» TASK PROMPT: Below are records; say how many of their lines include the word "value", giving nothing but the number.

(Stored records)
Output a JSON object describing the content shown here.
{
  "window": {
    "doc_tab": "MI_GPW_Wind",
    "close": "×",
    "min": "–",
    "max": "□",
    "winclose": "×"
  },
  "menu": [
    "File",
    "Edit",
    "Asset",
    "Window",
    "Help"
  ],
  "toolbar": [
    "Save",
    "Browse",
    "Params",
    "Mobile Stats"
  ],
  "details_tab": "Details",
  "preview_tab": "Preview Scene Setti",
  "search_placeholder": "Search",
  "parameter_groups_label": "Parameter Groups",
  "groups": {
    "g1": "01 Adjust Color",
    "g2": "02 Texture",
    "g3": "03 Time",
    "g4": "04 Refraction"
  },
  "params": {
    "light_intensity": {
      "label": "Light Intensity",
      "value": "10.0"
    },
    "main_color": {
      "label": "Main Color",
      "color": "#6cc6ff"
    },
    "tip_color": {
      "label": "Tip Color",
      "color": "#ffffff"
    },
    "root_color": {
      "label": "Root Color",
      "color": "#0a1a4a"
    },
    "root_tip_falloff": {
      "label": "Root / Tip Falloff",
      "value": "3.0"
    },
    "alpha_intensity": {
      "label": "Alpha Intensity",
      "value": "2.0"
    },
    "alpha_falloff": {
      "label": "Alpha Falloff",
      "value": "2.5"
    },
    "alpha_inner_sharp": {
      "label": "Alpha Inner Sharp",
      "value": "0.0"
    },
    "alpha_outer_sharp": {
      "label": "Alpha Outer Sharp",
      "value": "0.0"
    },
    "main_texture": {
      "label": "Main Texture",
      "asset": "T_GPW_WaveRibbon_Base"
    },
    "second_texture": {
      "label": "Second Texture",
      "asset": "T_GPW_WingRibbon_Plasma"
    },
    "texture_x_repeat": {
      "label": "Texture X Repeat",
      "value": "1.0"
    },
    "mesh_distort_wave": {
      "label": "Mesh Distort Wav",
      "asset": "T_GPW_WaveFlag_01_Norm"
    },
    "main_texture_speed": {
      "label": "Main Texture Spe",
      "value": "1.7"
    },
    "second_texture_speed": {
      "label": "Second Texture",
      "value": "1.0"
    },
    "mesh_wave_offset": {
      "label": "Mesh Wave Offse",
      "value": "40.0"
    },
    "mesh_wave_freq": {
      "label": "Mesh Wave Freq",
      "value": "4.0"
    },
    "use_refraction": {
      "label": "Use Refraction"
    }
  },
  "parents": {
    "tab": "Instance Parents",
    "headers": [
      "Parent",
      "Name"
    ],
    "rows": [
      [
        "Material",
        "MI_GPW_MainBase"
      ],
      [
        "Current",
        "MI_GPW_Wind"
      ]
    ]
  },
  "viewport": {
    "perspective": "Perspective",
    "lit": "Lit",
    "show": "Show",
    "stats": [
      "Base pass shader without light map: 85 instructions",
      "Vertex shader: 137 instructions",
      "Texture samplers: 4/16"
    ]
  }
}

» WRITTEN SOLUTION: 11